**WORK INSTRUCTIONS**
All of the records should be reproduced word for word, but no images may appear in the copy.
****************
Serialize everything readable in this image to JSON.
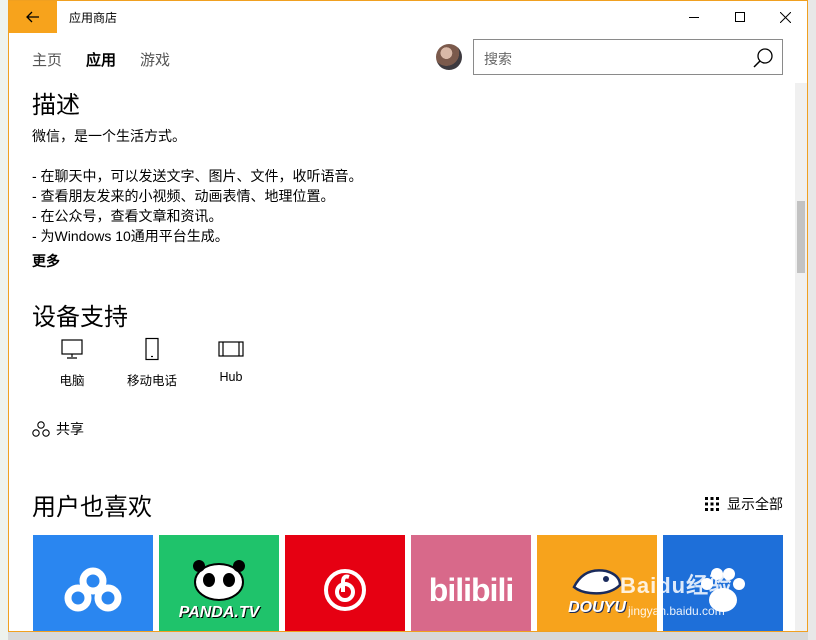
{
  "window": {
    "title": "应用商店"
  },
  "nav": {
    "tabs": [
      "主页",
      "应用",
      "游戏"
    ],
    "active": "应用"
  },
  "search": {
    "placeholder": "搜索"
  },
  "description": {
    "heading": "描述",
    "intro": "微信，是一个生活方式。",
    "bullets": [
      "- 在聊天中，可以发送文字、图片、文件，收听语音。",
      "- 查看朋友发来的小视频、动画表情、地理位置。",
      "- 在公众号，查看文章和资讯。",
      "- 为Windows 10通用平台生成。"
    ],
    "more": "更多"
  },
  "devices": {
    "heading": "设备支持",
    "items": [
      {
        "label": "电脑",
        "icon": "pc-icon"
      },
      {
        "label": "移动电话",
        "icon": "phone-icon"
      },
      {
        "label": "Hub",
        "icon": "hub-icon"
      }
    ]
  },
  "share": {
    "label": "共享"
  },
  "also_like": {
    "heading": "用户也喜欢",
    "show_all": "显示全部",
    "tiles": [
      {
        "name": "baidu-cloud",
        "color": "#2a86f0"
      },
      {
        "name": "panda-tv",
        "color": "#1fc36b",
        "text": "PANDA.TV"
      },
      {
        "name": "netease-music",
        "color": "#e60012"
      },
      {
        "name": "bilibili",
        "color": "#d8698a",
        "text": "bilibili"
      },
      {
        "name": "douyu",
        "color": "#f7a31c",
        "text": "DOUYU"
      },
      {
        "name": "baidu",
        "color": "#1e6fd9"
      }
    ]
  },
  "watermark": {
    "line1": "Baidu经验",
    "line2": "jingyan.baidu.com"
  }
}
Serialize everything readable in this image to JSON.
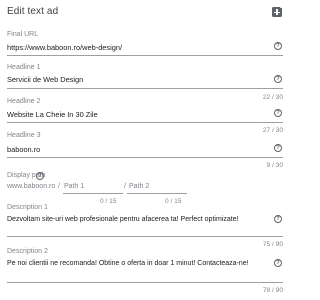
{
  "header": {
    "title": "Edit text ad"
  },
  "final_url": {
    "label": "Final URL",
    "value": "https://www.baboon.ro/web-design/"
  },
  "headline1": {
    "label": "Headline 1",
    "value": "Servicii de Web Design",
    "count": "22 / 30"
  },
  "headline2": {
    "label": "Headline 2",
    "value": "Website La Cheie In 30 Zile",
    "count": "27 / 30"
  },
  "headline3": {
    "label": "Headline 3",
    "value": "baboon.ro",
    "count": "9 / 30"
  },
  "display_path": {
    "label": "Display path",
    "domain": "www.baboon.ro",
    "path1_placeholder": "Path 1",
    "path2_placeholder": "Path 2",
    "path1_count": "0 / 15",
    "path2_count": "0 / 15"
  },
  "description1": {
    "label": "Description 1",
    "value": "Dezvoltam site-uri web profesionale pentru afacerea ta! Perfect optimizate!",
    "count": "75 / 90"
  },
  "description2": {
    "label": "Description 2",
    "value": "Pe noi clientii ne recomanda! Obtine o oferta in doar 1 minut! Contacteaza-ne!",
    "count": "78 / 90"
  },
  "help_glyph": "?"
}
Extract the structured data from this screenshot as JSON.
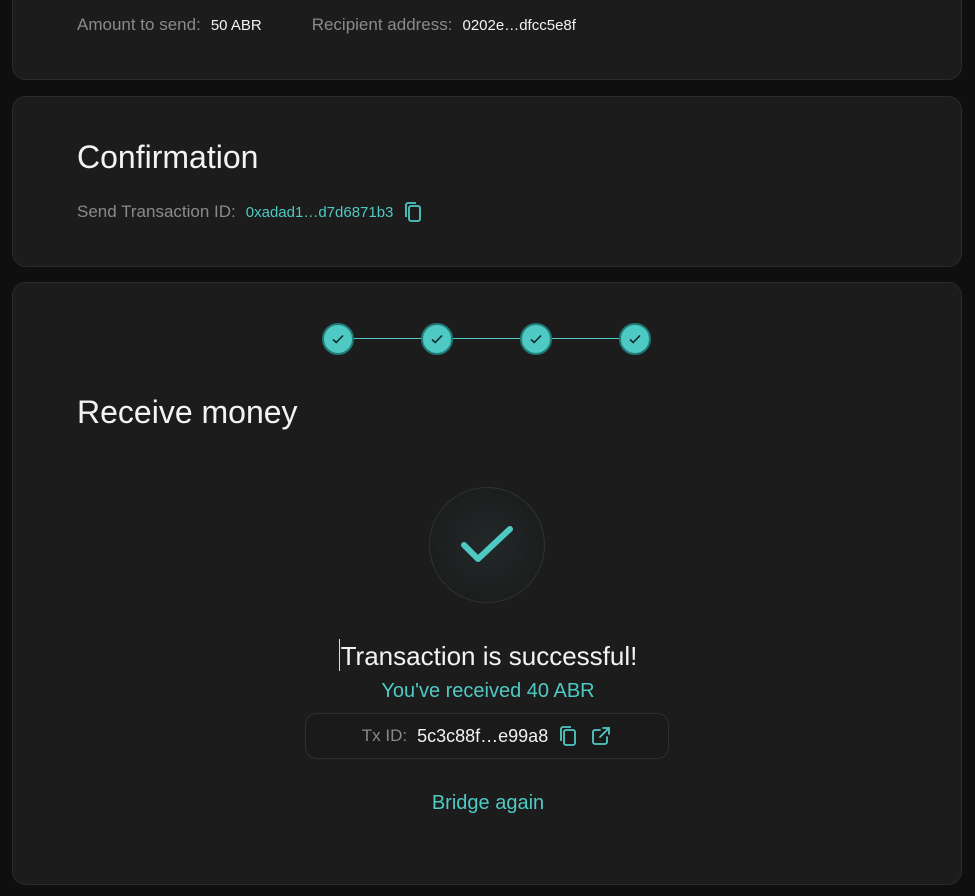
{
  "summary": {
    "amount_label": "Amount to send:",
    "amount_value": "50 ABR",
    "recipient_label": "Recipient address:",
    "recipient_value": "0202e…dfcc5e8f"
  },
  "confirmation": {
    "title": "Confirmation",
    "send_tx_label": "Send Transaction ID:",
    "send_tx_value": "0xadad1…d7d6871b3"
  },
  "receive": {
    "title": "Receive money",
    "steps_completed": 4,
    "steps_total": 4,
    "success_title": "Transaction is successful!",
    "received_text": "You've received 40 ABR",
    "tx_label": "Tx ID:",
    "tx_value": "5c3c88f…e99a8",
    "bridge_again_label": "Bridge again"
  },
  "colors": {
    "accent": "#4fc9c4",
    "card_bg": "#1c1c1c",
    "page_bg": "#0f0f0f"
  },
  "icons": [
    "copy-icon",
    "external-link-icon",
    "check-icon"
  ]
}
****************
**ANSWER TO THE EXERCISE**
Serialize everything readable in this image to JSON.
{
  "window": {
    "title": "应用商店"
  },
  "nav": {
    "tabs": [
      "主页",
      "应用",
      "游戏"
    ],
    "active": "应用"
  },
  "search": {
    "placeholder": "搜索"
  },
  "description": {
    "heading": "描述",
    "intro": "微信，是一个生活方式。",
    "bullets": [
      "- 在聊天中，可以发送文字、图片、文件，收听语音。",
      "- 查看朋友发来的小视频、动画表情、地理位置。",
      "- 在公众号，查看文章和资讯。",
      "- 为Windows 10通用平台生成。"
    ],
    "more": "更多"
  },
  "devices": {
    "heading": "设备支持",
    "items": [
      {
        "label": "电脑",
        "icon": "pc-icon"
      },
      {
        "label": "移动电话",
        "icon": "phone-icon"
      },
      {
        "label": "Hub",
        "icon": "hub-icon"
      }
    ]
  },
  "share": {
    "label": "共享"
  },
  "also_like": {
    "heading": "用户也喜欢",
    "show_all": "显示全部",
    "tiles": [
      {
        "name": "baidu-cloud",
        "color": "#2a86f0"
      },
      {
        "name": "panda-tv",
        "color": "#1fc36b",
        "text": "PANDA.TV"
      },
      {
        "name": "netease-music",
        "color": "#e60012"
      },
      {
        "name": "bilibili",
        "color": "#d8698a",
        "text": "bilibili"
      },
      {
        "name": "douyu",
        "color": "#f7a31c",
        "text": "DOUYU"
      },
      {
        "name": "baidu",
        "color": "#1e6fd9"
      }
    ]
  },
  "watermark": {
    "line1": "Baidu经验",
    "line2": "jingyan.baidu.com"
  }
}
Serialize everything readable in this image to JSON.
{
  "header": {
    "title": "Edit text ad"
  },
  "final_url": {
    "label": "Final URL",
    "value": "https://www.baboon.ro/web-design/"
  },
  "headline1": {
    "label": "Headline 1",
    "value": "Servicii de Web Design",
    "count": "22 / 30"
  },
  "headline2": {
    "label": "Headline 2",
    "value": "Website La Cheie In 30 Zile",
    "count": "27 / 30"
  },
  "headline3": {
    "label": "Headline 3",
    "value": "baboon.ro",
    "count": "9 / 30"
  },
  "display_path": {
    "label": "Display path",
    "domain": "www.baboon.ro",
    "path1_placeholder": "Path 1",
    "path2_placeholder": "Path 2",
    "path1_count": "0 / 15",
    "path2_count": "0 / 15"
  },
  "description1": {
    "label": "Description 1",
    "value": "Dezvoltam site-uri web profesionale pentru afacerea ta! Perfect optimizate!",
    "count": "75 / 90"
  },
  "description2": {
    "label": "Description 2",
    "value": "Pe noi clientii ne recomanda! Obtine o oferta in doar 1 minut! Contacteaza-ne!",
    "count": "78 / 90"
  },
  "help_glyph": "?"
}
Extract the structured data from this screenshot as JSON.
{
  "summary": {
    "amount_label": "Amount to send:",
    "amount_value": "50 ABR",
    "recipient_label": "Recipient address:",
    "recipient_value": "0202e…dfcc5e8f"
  },
  "confirmation": {
    "title": "Confirmation",
    "send_tx_label": "Send Transaction ID:",
    "send_tx_value": "0xadad1…d7d6871b3"
  },
  "receive": {
    "title": "Receive money",
    "steps_completed": 4,
    "steps_total": 4,
    "success_title": "Transaction is successful!",
    "received_text": "You've received 40 ABR",
    "tx_label": "Tx ID:",
    "tx_value": "5c3c88f…e99a8",
    "bridge_again_label": "Bridge again"
  },
  "colors": {
    "accent": "#4fc9c4",
    "card_bg": "#1c1c1c",
    "page_bg": "#0f0f0f"
  },
  "icons": [
    "copy-icon",
    "external-link-icon",
    "check-icon"
  ]
}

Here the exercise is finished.